The Oxygen ICU Trial
Background: Acutely agitated and aggressive patients have become an unfortunate commonality in emergency departments throughout the world. They are often the most difficult patient encounters during a shift. Initially, when these patients’ present, medical providers are trying to figure out the underlying etiology including organic, psychiatric, or drug related illness. Coaxing agitated patients out of an aggressive and often altered state with verbal and environmental modification is often fruitless. When verbal de-escalation does not work, the next options are physical and/or chemical sedation.
Finding an ideal combination of medications for chemical sedation is critically important and the most ideal medication(s) need to work quickly and have a good safety profile. Over the last few years there is increasing literature evaluating different agents of chemical sedation, looking mainly at antipyschotic agents and benzodiazepines, in isolation and combination.
Background: Atrial fibrillation (AF) is one of the most common dysrhythmias encountered in the ED. The management of recent-onset AF and atrial flutter (AFl) in the ED continues to be debated. The discussion centers on whether patients with recent-onset AF should be rhythm controlled (e.g. converted back to sinus rhythm) or rate controlled only. This debate was showcased in a point-counterpoint in Annals of Emergency Medicine in 2011 (Stiell 2011, Decker 2011). The rhythm control supporters argue that AF/AFl is abnormal, worsens quality of life, leads to cardiac remodeling and, in may patients, requires medications for rate control and anticoagulation. The rate control group argues that cardioversion runs the risk of causing a thromboembolic event (i.e. CVA, peripheral arterial occlusion). Thus, it should not be performed until the absence of clot in the left atrium is confirmed (by TEE) or appropriate anticoagulation has occurred. It has long been taught that if the patient has been in AF/AFl for < 48 hours, the risk of developing a clot in the left atrium is negligible and cardioversion may be pursued.

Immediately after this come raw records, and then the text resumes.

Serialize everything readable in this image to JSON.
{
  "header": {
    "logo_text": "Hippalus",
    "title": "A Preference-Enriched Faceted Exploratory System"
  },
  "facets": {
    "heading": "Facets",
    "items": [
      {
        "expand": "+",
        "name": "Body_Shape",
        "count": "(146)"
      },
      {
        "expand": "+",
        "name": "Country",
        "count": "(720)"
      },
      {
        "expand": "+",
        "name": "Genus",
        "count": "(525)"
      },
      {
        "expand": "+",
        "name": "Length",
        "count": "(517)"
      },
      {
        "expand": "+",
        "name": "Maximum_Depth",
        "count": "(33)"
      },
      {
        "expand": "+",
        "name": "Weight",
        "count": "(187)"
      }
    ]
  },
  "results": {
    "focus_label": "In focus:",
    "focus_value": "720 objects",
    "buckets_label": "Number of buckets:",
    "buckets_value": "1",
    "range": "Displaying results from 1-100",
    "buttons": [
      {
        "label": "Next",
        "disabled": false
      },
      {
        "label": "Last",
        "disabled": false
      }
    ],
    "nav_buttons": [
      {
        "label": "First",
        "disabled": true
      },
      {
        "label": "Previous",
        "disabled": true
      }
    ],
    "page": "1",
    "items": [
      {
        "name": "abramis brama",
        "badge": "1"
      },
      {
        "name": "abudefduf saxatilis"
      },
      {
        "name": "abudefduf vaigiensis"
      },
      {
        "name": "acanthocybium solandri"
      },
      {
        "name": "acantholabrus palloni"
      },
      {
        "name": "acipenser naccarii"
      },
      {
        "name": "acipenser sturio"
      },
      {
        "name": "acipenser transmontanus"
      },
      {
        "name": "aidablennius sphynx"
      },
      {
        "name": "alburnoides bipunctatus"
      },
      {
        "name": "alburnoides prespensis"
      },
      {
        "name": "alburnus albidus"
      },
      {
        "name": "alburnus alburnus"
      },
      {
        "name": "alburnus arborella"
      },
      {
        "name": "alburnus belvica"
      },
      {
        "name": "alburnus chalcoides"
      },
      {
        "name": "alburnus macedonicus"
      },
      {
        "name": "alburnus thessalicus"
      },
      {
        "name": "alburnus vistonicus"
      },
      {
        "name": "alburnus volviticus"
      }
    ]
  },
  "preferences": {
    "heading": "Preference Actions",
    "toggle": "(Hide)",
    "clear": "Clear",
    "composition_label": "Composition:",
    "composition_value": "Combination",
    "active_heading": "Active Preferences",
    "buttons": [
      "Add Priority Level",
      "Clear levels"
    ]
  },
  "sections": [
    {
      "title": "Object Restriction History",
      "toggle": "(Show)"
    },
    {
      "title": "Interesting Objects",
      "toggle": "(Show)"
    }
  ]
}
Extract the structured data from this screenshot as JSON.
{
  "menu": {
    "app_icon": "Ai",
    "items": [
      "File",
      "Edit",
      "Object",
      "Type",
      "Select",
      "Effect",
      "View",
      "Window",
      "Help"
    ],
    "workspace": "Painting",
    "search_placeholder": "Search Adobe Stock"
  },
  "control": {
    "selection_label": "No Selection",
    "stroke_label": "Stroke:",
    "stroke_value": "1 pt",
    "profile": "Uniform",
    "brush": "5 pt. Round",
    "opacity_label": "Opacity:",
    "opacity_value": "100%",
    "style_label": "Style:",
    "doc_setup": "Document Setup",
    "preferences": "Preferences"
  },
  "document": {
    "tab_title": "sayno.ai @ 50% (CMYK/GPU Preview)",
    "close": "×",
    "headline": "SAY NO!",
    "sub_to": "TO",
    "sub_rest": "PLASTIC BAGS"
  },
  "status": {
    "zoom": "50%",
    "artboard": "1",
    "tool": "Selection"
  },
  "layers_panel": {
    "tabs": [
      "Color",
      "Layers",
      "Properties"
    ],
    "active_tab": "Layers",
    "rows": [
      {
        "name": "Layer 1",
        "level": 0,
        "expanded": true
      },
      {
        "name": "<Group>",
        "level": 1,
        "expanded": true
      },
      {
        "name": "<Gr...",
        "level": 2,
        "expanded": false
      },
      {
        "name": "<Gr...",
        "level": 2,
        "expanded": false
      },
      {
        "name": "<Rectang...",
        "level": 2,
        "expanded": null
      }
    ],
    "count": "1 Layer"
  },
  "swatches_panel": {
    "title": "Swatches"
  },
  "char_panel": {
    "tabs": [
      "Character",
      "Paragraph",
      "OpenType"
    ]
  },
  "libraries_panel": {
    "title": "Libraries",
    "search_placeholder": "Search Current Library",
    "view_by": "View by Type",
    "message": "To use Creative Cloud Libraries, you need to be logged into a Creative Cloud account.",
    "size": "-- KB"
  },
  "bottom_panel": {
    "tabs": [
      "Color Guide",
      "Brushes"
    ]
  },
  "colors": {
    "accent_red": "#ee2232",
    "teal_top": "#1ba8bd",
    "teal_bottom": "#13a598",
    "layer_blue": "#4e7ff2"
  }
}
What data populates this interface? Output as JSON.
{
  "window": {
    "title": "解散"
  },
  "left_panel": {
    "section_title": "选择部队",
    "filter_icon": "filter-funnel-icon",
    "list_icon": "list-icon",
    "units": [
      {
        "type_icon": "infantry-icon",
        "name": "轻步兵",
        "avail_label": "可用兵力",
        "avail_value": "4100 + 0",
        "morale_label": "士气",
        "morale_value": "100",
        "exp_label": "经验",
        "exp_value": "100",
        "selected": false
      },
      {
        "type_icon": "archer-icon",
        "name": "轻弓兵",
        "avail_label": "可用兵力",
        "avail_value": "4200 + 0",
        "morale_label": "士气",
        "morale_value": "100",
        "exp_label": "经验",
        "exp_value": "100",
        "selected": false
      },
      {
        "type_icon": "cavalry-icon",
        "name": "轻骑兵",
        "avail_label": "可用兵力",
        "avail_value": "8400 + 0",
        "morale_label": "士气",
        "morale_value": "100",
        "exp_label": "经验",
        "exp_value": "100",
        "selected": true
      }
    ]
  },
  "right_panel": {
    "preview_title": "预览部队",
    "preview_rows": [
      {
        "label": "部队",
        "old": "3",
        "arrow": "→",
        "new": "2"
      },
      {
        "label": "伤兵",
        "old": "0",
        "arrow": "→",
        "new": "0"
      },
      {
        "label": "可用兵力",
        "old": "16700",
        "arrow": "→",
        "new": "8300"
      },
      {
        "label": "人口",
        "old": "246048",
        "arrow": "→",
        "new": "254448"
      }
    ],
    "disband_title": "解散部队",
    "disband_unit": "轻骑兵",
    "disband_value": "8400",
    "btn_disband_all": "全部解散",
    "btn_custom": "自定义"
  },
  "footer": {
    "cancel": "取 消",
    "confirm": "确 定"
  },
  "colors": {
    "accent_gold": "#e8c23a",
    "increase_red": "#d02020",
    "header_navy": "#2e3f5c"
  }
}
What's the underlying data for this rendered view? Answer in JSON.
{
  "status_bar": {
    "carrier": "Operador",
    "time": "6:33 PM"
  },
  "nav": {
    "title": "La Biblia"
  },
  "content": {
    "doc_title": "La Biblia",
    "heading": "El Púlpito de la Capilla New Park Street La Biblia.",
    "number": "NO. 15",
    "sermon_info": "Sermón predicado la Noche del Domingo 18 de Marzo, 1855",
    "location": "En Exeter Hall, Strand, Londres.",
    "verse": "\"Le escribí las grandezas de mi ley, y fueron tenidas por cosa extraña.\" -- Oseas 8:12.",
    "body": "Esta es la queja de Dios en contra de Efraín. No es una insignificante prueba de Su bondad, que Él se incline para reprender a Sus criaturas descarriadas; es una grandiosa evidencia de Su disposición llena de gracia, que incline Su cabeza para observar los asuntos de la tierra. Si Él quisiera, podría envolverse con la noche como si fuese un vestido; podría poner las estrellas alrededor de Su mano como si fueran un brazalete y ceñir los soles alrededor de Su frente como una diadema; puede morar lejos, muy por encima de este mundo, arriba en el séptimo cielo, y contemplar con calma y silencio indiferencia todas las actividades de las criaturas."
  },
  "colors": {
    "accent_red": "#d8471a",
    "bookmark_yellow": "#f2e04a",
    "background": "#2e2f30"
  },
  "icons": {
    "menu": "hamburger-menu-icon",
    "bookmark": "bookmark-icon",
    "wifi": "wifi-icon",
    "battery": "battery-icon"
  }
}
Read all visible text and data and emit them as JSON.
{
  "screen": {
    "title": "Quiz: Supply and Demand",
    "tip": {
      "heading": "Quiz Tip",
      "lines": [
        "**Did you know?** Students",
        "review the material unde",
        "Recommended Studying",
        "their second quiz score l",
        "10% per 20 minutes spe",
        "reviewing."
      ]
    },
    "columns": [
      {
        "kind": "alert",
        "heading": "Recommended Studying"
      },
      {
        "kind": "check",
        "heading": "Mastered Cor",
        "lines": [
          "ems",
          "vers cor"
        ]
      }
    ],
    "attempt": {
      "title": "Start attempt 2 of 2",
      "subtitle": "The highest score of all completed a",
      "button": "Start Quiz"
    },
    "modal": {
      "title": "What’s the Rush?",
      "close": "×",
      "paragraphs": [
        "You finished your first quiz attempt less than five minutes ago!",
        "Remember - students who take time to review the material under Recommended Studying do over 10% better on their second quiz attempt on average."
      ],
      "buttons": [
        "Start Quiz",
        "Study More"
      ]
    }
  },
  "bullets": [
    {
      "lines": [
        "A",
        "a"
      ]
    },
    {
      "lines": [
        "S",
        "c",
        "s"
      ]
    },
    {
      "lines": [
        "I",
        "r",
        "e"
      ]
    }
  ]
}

However, some recent literature has called this classic teaching into question (Nuotio 2014). Prospective studies looking at outcomes of recent-onset AF/AFl patients after aggressive treatment in the ED are needed to further evaluate the risks of aggressive treatment.
Background: In patients with symptoms of pulmonary embolism (PE), we often turn to vital signs, including heart rate, respiratory rate and pulse oximetry, as part of our initial impression of the patient. Before even considering further testing, such as d-dimer or CTPA, we look first at the vital signs to form our gestalt impression of the patient. Clinical decision making tools are utilized in one static point in time, but gestalt decision-making occurs over the course of the patient’s entire stay in the Emergency Department (ED). Because of this, clinicians may use changes in vital signs to augment their differential diagnosis or to justify their belief that a PE work up is not necessary.
Background: Ketorolac is a commonly used parenteral analgesic in the Emergency Department (ED) for a variety of indications ranging from musculoskeletal injuries to renal colic. This non steroidal anti-inflammatory drug (NSAID) is available in oral, intranasal and parenteral routes. Ketorolac has a number of side effects including nausea, vomiting, gastrointestinal bleeding and renal insufficiency. The risk of GI bleeding appears to be related to the use of higher doses and prolonged use. As with all NSAIDs, the drug has an analgesic ceiling – the dose at which additional dosing will not provide additional analgesia but can lead to more side effects. The current FDA dosing is 30 mg intravenously and 60 mg intramuscularly for patients < 65 years of age. However, the necessity of these doses is unclear and prior studies have demonstrated efficacy of considerably lower doses. The use of lower doses, if effective, may mitigate the potential for harm. Read more →